Tuesday, Jan. 20, 2009 Posted: 3:50:00PM HKT
|The three panel speakers at GCF's Euthanasia Forum held yesterday: Dr Alastair Campbell, Dr Alex Tang, and Rev Dr Tan Soo Inn. (Photo: CPS)|
For the three panel experts at a Christian Euthanasia forum conducted yesterday, there was no question about whether the community of believers should oppose its legalisation - it was more an issue of definition and scope.
One of them felt that in the midst of extensive debate euthanasia had lost its original meaning of a 'good death'.
Coming against conventional understandings of euthanasia as refusing treatment, an opportunity to get rid of old folks, the Advanced Medical Directive, or doctors as killers – he added that doctors have a license only to save – Dr Alex Tang, the Director of the Spiritual Formation Institute, Malaysia, and a paediatrician at the Johor Specialist Hospital, redefined it in the light of what Scripture approves.
Citing the figure of Jacob as the example of someone who had died a good death, Tang pointed out three characteristics.
“Jacob accepted his death at the appointed time,” he said, framing physical death as one of the realities of life on earth.
Secondly, the patriarch was able to place his life in the context of the ongoing history of God’s salvation. Finally, he perceived earthly death as the point of entry into another life to fulfill God’s purpose.
Emphasising that Christians should not cling on to life, Tang used the model of Jesus Christ, who gave up His life as a redemptive act, and who also died as an act of surrender.
“Euthanasia for Christians is to live well and to die well at the appointed time,” he said.
The forum, entitled Euthanasia: A Christian Perspective, was organised by the Graduates’ Christian Fellowship (GCF), an inter-denominational ministry consisting of professional groups including doctors, lawyers, teachers, engineers, scientists, counselors, and marketplace professionals to help Christians see and reach their workplaces as mission fields, and also provide a biblical voice via such forums.
For yesterday’s talk, which received a room packed with attendants from various Christian circles, GCF also invited Prof Alastair Campbell, Director of Centre for Biomedical Ethics at National University Singapore, and Rev Dr Tan Soo Inn, Chairman and Training Consultant of Graceworks, and chaplain of the Christian Medical and Dental Fellowship (CMDF), a sectional group of the fellowship.
Rev Tan, who was formerly the senior pastor of a large church in Kuala Lumpur, Malaysia, broadened the debate by bringing in the importance of hospice and palliative care for terminal patients.

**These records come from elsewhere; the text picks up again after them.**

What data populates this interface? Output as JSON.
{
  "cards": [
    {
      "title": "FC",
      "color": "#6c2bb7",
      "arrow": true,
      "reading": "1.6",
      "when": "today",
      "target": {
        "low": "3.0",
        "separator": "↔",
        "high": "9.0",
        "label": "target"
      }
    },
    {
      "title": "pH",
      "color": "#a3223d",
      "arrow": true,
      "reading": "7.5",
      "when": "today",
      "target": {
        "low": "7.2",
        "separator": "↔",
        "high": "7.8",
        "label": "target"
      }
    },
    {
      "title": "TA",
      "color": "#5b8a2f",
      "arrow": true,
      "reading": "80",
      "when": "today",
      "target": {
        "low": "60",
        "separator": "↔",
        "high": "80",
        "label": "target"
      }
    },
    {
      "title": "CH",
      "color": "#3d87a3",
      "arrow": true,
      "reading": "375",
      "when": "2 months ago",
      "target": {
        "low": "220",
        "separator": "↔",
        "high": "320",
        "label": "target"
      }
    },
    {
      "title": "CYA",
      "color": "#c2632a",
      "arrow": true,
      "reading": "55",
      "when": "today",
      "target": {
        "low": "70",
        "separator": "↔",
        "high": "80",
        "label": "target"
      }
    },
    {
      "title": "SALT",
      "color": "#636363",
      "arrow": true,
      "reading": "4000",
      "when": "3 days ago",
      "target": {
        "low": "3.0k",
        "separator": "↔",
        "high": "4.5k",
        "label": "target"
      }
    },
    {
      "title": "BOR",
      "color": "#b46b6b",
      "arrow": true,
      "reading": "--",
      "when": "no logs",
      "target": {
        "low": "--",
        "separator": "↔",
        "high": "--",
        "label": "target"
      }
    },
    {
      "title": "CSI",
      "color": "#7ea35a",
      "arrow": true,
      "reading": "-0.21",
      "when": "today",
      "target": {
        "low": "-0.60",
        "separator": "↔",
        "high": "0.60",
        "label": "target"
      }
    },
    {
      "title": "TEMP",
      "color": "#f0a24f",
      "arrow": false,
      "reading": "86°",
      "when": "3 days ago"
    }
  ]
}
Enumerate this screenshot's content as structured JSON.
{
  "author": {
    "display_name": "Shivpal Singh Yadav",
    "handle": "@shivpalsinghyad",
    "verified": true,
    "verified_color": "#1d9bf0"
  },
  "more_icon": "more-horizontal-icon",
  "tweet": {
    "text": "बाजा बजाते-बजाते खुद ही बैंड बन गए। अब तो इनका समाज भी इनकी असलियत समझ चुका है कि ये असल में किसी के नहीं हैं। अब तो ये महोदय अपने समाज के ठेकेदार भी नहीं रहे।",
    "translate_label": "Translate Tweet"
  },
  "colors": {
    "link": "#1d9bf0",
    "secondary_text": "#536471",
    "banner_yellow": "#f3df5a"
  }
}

In addressing his topic, he revisited the painful personal experience of caring for a loved one – his wife – who suffered from cancer in the early 1990s and went to be with the Lord some time later.
Tan expressed his concern that Christians could tend to emphasise theological position to the extent that they neglect the day-to-day practical life issues of the care of a suffering, terminal patient who is beyond healing and recovery.
Recalling his own struggles during his wife’s ailment – his wife felt she failed her children, while he felt his world had fallen apart and his son was also burdened with worry – he spoke of the need for Christians to support the hospice movement, whose fourfold purpose is the relief of patients from pain, psychological and spiritual care for patients so they can come to terms with and prepare for death, programmes to help patients live as actively and creatively as possible, promoting autonomy and self-esteem, and helping families cope during the patient’s illness and in bereavement.
On the legalisation of euthanasia, Tang showed using a case study in the U.S. State of Oregon where the bill was passed more than a decade ago allowing for Patient Assisted Suicide that it did not lead to Oregon becoming a ‘suicide capital’ as earlier predicted; out of its large population, only 541 persons opted for it, and out of that, only 341 actually took the lethal medication.
More surprisingly, of those who opted for PAS, only 39 percent articulated fears of being a burden to their families and communities, and less than three percent took the option for ‘financial’ reasons.
“Oregon didn’t become a suicide capital,” said Tang. “No other states followed.”
The issue became a moot one, according to him, and doctors focused more on developing palliative care as an alternative, better pain control, and better diagnosis and treatment of depression, and better medications with minimal side effects.
For text of my talk, click here